Looking elsewhere, there’s lots of conflicting evidence. I mentioned yesterday that exercise is meant to help prevent you from putting on too much weight; however, having read a few articles about exercise during pregnancy (including this one about better birth weights for babies), it seems that the main benefit of exercise is for junior by giving them the best possible start, and exercise doesn’t actually impact upon the weight of the mother-to-be.
Now I’m fine with that, I’m enjoying exercising and now I know how good it is for my baby, I’ll keep it up. BUT that still leave us with the question of how to put on weight but not too much (or in some people’s cases, not mine, too little) if exercise isn’t going to have a big impact on weight gain. Based on my experience so far, here are my 3 special steps for success…
- Know what to eat – As a starter you need to know what to eat, please see my Love, Hate, Avoid food posts, and my post on how to gain weight SLOWLY. If you read the precisionnutrition.com post about what to eat during pregnancy, this gives a good starting point also.

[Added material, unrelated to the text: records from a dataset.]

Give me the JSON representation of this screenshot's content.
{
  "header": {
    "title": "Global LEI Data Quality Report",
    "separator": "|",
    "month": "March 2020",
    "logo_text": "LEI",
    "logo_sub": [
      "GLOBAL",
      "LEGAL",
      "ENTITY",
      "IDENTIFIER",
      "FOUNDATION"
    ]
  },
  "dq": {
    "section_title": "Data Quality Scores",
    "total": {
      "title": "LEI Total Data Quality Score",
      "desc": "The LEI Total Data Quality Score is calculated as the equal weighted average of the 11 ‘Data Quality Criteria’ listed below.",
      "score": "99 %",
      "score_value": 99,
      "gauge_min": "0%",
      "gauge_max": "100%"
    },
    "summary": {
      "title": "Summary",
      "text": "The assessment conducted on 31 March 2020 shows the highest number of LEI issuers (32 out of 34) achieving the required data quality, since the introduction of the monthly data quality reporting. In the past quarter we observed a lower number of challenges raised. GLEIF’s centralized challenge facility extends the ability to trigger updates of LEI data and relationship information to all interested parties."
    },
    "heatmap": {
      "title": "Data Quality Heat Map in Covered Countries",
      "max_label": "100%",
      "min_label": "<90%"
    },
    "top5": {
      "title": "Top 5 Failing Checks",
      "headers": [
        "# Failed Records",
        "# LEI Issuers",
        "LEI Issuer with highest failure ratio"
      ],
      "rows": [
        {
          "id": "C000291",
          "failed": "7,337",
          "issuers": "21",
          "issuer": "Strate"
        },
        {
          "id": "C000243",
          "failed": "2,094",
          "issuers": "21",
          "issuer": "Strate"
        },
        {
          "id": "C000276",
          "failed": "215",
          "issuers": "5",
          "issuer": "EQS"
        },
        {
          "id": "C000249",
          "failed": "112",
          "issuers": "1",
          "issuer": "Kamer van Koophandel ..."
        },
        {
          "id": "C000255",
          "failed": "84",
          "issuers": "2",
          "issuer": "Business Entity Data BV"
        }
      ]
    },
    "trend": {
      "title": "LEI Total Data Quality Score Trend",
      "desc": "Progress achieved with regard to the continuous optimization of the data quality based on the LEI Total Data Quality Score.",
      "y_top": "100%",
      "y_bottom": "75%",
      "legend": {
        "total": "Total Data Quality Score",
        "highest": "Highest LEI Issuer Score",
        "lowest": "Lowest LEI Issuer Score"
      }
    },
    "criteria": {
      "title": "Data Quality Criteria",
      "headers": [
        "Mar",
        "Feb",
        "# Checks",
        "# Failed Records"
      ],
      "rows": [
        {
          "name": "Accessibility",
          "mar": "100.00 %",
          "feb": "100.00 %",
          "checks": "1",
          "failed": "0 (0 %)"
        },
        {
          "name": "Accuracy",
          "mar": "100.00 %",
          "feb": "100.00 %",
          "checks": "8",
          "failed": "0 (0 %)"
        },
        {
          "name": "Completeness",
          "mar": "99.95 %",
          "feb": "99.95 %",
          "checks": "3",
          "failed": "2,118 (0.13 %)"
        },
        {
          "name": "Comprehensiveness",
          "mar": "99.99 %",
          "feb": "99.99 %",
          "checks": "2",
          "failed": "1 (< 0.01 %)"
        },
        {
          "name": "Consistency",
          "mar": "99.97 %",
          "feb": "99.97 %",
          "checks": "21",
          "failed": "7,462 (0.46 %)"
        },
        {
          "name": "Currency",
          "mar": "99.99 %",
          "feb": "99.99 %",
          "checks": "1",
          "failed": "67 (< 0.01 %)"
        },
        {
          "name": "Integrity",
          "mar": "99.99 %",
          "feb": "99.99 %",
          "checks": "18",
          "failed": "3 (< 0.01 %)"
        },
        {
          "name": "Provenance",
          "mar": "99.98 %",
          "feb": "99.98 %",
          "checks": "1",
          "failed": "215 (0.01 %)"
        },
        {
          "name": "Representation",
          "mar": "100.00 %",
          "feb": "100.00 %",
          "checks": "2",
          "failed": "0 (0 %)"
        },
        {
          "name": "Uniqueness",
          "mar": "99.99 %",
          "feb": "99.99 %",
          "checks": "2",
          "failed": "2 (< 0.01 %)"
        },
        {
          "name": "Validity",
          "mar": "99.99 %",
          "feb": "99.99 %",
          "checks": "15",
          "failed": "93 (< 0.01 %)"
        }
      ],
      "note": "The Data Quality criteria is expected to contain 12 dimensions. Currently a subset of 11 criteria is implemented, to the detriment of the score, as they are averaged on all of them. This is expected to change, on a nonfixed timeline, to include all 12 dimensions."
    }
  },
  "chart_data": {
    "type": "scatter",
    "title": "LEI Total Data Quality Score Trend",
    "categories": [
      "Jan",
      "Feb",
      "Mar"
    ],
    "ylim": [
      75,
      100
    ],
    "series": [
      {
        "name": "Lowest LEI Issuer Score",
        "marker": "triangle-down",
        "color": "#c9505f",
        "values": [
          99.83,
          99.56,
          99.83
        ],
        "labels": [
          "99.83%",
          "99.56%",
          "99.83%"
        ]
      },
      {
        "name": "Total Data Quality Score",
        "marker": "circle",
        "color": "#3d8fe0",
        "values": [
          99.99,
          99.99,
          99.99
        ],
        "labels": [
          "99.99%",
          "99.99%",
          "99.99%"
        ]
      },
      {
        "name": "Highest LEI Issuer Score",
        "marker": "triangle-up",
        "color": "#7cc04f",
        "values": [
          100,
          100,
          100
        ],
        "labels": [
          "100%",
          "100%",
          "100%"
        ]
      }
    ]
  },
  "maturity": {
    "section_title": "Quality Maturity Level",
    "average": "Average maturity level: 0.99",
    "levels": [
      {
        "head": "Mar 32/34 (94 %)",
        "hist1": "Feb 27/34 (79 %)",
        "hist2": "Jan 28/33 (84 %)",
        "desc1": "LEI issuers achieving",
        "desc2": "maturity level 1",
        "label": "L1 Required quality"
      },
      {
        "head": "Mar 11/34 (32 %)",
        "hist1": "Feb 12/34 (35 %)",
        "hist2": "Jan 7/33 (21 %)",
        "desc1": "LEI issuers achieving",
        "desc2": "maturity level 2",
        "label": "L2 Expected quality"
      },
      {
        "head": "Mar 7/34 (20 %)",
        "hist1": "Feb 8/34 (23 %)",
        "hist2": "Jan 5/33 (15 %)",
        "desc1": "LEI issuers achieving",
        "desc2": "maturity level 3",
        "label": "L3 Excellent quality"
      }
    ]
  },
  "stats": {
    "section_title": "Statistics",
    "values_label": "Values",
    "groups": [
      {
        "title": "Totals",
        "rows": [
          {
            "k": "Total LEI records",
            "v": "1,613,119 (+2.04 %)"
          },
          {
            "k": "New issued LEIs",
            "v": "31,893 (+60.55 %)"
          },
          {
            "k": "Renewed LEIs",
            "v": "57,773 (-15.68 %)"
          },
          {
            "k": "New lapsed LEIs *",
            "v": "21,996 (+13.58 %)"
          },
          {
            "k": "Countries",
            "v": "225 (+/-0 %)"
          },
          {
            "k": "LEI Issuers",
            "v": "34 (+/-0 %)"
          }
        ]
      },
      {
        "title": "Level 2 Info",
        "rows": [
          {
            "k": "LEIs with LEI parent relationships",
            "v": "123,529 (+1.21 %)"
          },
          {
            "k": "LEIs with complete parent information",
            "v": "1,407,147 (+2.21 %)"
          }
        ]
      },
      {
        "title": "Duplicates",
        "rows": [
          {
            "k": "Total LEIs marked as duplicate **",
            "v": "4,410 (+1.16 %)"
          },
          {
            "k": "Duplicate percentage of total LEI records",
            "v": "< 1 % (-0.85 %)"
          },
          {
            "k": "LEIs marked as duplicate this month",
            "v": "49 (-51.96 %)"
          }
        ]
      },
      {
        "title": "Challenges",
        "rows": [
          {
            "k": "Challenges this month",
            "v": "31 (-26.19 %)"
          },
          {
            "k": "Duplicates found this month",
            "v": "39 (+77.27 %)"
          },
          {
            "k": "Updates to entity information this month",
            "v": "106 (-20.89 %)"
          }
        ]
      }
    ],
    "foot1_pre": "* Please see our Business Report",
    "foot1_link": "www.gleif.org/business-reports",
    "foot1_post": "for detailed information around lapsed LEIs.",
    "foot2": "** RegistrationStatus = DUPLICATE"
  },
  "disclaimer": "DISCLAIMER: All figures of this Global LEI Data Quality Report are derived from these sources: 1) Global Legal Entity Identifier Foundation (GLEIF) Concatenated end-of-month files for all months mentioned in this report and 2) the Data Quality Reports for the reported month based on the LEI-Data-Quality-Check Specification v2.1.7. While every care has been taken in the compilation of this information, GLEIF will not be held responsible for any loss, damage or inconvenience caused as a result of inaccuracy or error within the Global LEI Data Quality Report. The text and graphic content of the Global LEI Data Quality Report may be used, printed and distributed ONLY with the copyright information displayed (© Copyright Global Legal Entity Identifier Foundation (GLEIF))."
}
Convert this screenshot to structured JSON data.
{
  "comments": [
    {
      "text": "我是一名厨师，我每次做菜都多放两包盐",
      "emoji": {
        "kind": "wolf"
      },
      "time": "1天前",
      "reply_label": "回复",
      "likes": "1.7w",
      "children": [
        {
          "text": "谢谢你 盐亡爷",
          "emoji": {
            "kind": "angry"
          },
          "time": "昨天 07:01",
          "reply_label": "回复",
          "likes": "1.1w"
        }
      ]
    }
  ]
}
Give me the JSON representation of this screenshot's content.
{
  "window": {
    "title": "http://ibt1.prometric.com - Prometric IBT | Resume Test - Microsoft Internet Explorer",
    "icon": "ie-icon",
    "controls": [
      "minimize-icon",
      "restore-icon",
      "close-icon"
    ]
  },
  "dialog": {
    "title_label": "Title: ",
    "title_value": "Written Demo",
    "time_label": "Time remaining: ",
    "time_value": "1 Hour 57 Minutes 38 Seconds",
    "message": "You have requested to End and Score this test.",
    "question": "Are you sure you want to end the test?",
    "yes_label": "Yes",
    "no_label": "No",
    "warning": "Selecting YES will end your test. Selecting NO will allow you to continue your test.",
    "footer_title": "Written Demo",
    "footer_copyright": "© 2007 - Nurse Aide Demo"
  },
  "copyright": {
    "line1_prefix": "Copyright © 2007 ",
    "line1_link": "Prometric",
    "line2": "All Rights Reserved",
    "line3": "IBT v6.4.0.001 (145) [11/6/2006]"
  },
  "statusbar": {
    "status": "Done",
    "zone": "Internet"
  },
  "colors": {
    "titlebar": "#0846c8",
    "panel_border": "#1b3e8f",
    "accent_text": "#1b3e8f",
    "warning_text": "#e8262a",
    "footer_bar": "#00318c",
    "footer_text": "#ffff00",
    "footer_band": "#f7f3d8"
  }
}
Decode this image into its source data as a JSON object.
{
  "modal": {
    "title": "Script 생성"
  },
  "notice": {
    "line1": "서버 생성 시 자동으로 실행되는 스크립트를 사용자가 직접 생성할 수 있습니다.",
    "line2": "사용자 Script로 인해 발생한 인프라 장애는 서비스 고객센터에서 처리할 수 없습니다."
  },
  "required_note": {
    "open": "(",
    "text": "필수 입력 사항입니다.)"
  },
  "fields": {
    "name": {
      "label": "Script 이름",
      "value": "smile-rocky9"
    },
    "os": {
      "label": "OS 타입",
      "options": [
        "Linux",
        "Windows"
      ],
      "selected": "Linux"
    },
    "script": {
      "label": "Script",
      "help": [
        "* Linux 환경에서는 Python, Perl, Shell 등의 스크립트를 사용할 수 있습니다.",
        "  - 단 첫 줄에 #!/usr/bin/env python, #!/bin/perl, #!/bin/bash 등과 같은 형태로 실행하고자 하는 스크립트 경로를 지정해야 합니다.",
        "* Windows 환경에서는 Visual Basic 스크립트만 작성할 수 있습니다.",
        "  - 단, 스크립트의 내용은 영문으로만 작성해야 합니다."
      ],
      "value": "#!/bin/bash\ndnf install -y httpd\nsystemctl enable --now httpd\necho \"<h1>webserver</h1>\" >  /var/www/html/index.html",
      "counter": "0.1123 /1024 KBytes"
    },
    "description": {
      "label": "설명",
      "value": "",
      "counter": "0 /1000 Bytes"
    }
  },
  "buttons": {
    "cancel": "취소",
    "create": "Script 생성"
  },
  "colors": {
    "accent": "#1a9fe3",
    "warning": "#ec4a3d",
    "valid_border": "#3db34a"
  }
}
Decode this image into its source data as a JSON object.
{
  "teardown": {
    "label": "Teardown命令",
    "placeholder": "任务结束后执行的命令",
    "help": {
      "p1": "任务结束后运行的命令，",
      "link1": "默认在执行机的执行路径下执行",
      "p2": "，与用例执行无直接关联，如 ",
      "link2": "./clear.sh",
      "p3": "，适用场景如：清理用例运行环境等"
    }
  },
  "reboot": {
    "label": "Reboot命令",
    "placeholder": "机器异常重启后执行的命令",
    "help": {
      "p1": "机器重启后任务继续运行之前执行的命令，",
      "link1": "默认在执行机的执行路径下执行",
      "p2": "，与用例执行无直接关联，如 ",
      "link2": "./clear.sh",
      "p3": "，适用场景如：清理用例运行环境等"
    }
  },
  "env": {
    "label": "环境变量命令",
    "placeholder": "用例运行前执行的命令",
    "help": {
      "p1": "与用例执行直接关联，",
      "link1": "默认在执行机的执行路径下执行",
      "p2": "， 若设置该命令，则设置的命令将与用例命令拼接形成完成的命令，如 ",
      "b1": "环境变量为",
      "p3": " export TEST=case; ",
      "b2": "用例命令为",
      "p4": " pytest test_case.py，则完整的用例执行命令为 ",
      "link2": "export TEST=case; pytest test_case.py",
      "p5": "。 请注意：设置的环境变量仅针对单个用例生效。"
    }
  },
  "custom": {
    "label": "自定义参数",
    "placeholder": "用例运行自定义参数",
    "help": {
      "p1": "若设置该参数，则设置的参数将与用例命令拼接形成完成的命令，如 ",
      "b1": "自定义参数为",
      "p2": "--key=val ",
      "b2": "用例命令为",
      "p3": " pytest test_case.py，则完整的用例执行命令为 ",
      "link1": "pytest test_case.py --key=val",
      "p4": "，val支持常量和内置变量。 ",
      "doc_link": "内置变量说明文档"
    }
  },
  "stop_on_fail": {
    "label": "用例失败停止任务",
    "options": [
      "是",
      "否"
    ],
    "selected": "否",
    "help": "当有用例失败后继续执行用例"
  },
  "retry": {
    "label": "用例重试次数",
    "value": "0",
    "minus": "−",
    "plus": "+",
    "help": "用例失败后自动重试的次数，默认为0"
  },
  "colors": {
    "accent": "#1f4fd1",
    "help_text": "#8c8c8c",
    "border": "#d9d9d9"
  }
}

- Don’t obsess over calories – what I’m learning is that rather than obsessing over calories (I do try to keep a track but it doesn’t always work – often I have no idea of the calorie content, and in any case I’ve no idea how many I was eating before I got pregnant), I’m going to concentrate on eating the right things – i.e. foods that are rich in all the vitamins and minerals needed for a healthy pregnancy, and eliminating the ones that are likely to make me fat (so long ice cream and chocolate!).
- Concentrate on eating the right foods (and cut out the bad ones) – To get me started on the straight and narrow, I love this post about the 10 best foods for pregnancy (I was so enthralled that when Mike called me the other day to say he was 5 minutes away, I managed to completely forget we’d had the conversation and I left him waiting outside my office for ages!) and going forward I’m going to finally write up my notes on the essential vitamins and minerals for pregnancy, which currently looks like a scribbling mess…
From this I hope to have a diet that is full of goodness. As long as I’m eating when I’m hungry and not eating food with zero nutritional benefit, I think my body will work the rest out!
Precisionnutrician.com – What to eat during pregnancy
Babycenter – Weight gain: what to expect
New York Times – Zero weight gain during pregnancy
Babycenter – Weight gain estimator
New York Times – Better birth weight for babies
Babycenter – 10 best foods for pregnancy